5 things to check before you buy a leasehold property

Able Surveyors - London Surveyors, row of London Georgian terraced houses

Buying a home is a big investment, probably one of the biggest in your life. Being a freeholder means you own the building and the plot of land it stands on, but leasehold is a different type of property ownership. When you buy a leasehold flat, you own the right to occupy the property (subject to the terms of the lease) for the length of your lease agreement with the freeholder.

Leases can be complex documents, often written in archaic legalese that are difficult to understand. But since the Lease is the basis on which the contract between you and the seller is drawn up, it pays to be vigilant. We’ve put together 5 important questions you should be asking before you go ahead with your purchase.

1 – How many years does the Lease have left to run?

The number of years left on the Lease will have a direct bearing on the value of the property, so this is one of the first bits of information you need to find out. In theory, once the Lease has run out, property ownership reverts to the freeholder, though it rarely comes to that. Still, the threat is real.

In particular, if there are less than 80 years left to go, this can affect your chances of getting a mortgage and you may well struggle to sell the property further down the line. While you have the statutory right to extend the Lease, this can turn out to be eye-wateringly expensive for properties with less than 80 years remaining.

We would recommend that you only shortlist properties to buy that have a remaining Lease term of more than 90 years, or have an arrangement in place for a lease extension as part of your purchase.

2 – How easy is it to extend the Lease?

By law, you have the right to extend the lease of your property by 90 years, while reducing ground rent to zero. However, you need to have owned the property for at least 2 years to be eligible and there are certain situations where a property may be exempt from statutory obligations. Make sure you get clarity before you sign on the dotted line.

That said if you are planning to extend the lease, be advised that this can be a lengthy process with the potential for things to go wrong. From absent freeholders to failing to agree on the premium to be paid, delays are certainly not uncommon. There is a set statutory process to be followed and, if all else fails, you have recourse to a tribunal. But this is a slow and expensive journey.

Our advice is to involve an experienced lease extension surveyor at an early stage. At Able Surveyors, we are happy to help with expert advice and a professional lease extension survey and valuation to help reach an agreement with your freeholder.

3 – How much is the annual Service Charge?

The day-to-day management of leasehold flats typically falls to a management company or residents’ committee. Each flat in the building will be required to pay a service charge for the upkeep of any common or shared areas including roofs, stairwells, lifts, external elevations and communal gardens.

Currently, there is no cap on how much the service charge can be, and levels can vary widely. It makes good financial sense to find out how much you will be charged compared to similar properties in the area.

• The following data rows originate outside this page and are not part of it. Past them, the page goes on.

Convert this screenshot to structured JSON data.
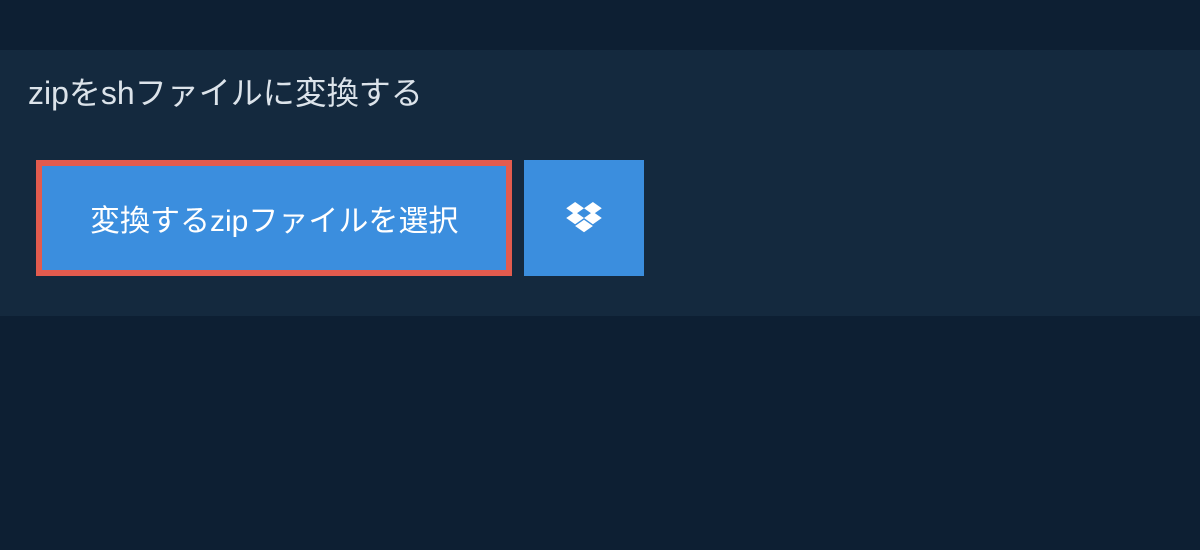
{
  "title": "zipをshファイルに変換する",
  "selectButton": {
    "label": "変換するzipファイルを選択"
  },
  "colors": {
    "pageBg": "#0d1f33",
    "panelBg": "#14293e",
    "buttonBg": "#3b8ede",
    "highlightBorder": "#e25b4e",
    "textLight": "#dce3ea",
    "textWhite": "#ffffff"
  }
}
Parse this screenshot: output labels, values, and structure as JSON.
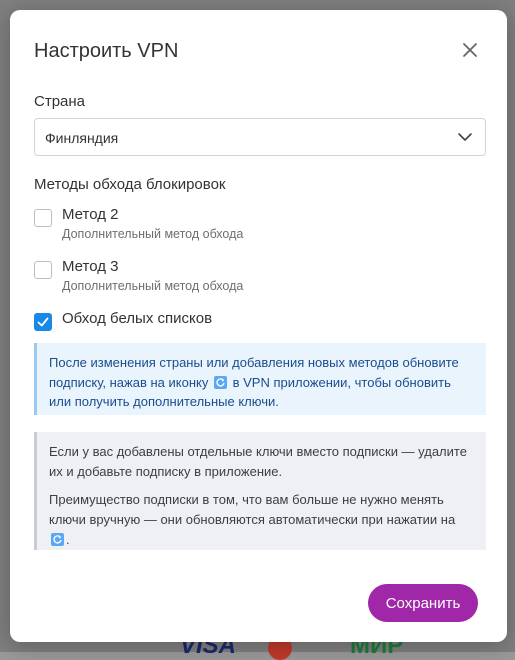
{
  "modal": {
    "title": "Настроить VPN"
  },
  "country": {
    "label": "Страна",
    "selected": "Финляндия"
  },
  "methods": {
    "label": "Методы обхода блокировок",
    "items": [
      {
        "title": "Метод 2",
        "subtitle": "Дополнительный метод обхода",
        "checked": false
      },
      {
        "title": "Метод 3",
        "subtitle": "Дополнительный метод обхода",
        "checked": false
      },
      {
        "title": "Обход белых списков",
        "subtitle": "",
        "checked": true
      }
    ]
  },
  "info": {
    "part1": "После изменения страны или добавления новых методов обновите подписку, нажав на иконку",
    "part2": "в VPN приложении, чтобы обновить или получить дополнительные ключи."
  },
  "note": {
    "para1": "Если у вас добавлены отдельные ключи вместо подписки — удалите их и добавьте подписку в приложение.",
    "para2": "Преимущество подписки в том, что вам больше не нужно менять ключи вручную — они обновляются автоматически при нажатии на",
    "para2_end": "."
  },
  "actions": {
    "save_label": "Сохранить"
  },
  "colors": {
    "accent": "#a127a9",
    "checkbox": "#1a88e6",
    "info_bg": "#eaf4fd"
  }
}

Your annual payment may include a contribution towards a reserve or sinking fund, which is there to cover unexpected capital expenditures such as a new roof or heating installation. This is good practice as it protects individual leaseholders from sudden demands for large payments, instead helping to smooth cash flow.

4 – What about the ground rent?

In addition to an annual service charge, you will also have to pay a yearly ground rent. Again, this can vary from ‘a peppercorn rent’ to punitive formulas enabling the amount to double every 10 or 15 years, amounting to thousands of pounds.

Soaring ground rents were at the heart of the ground rent scandal a few years ago, with many leasehold owners effectively trapped in unsaleable properties because they didn’t realise what they were signing up for when they bought their homes.

Your conveyancer should review every aspect of the Lease and associated documents with a fine tooth comb, checking for risky ground rent clauses. It should go without saying that it is unwise to commit to the property unless these onerous clauses can be removed.

5 – Do you need freeholder permissions?

If you are thinking of buying a leasehold ‘doer-upper’ and are looking forward to refurbishing the property, it is important to find out in advance what you can and can’t do. The Lease will be your first port of call. For alterations, you are permitted to undertake you will need to obtain a Licence to Alter from the freeholder, and you may also need Planning Consent from your local authority.

A fee will be payable to the landlord, and you will also be responsible for any legal and surveyors’ fees incurred by the freeholder, which can make the entire project financially unviable. Make sure you do your homework and crunch your numbers to ensure you will able to realise your plans for the property.

At Able Surveyors, we have more than 25 years of experience providing building surveys and other property management surveys to a broad client base in London and the Home Counties. To discuss your leasehold purchase with our expert team, please don’t hesitate to get in touch.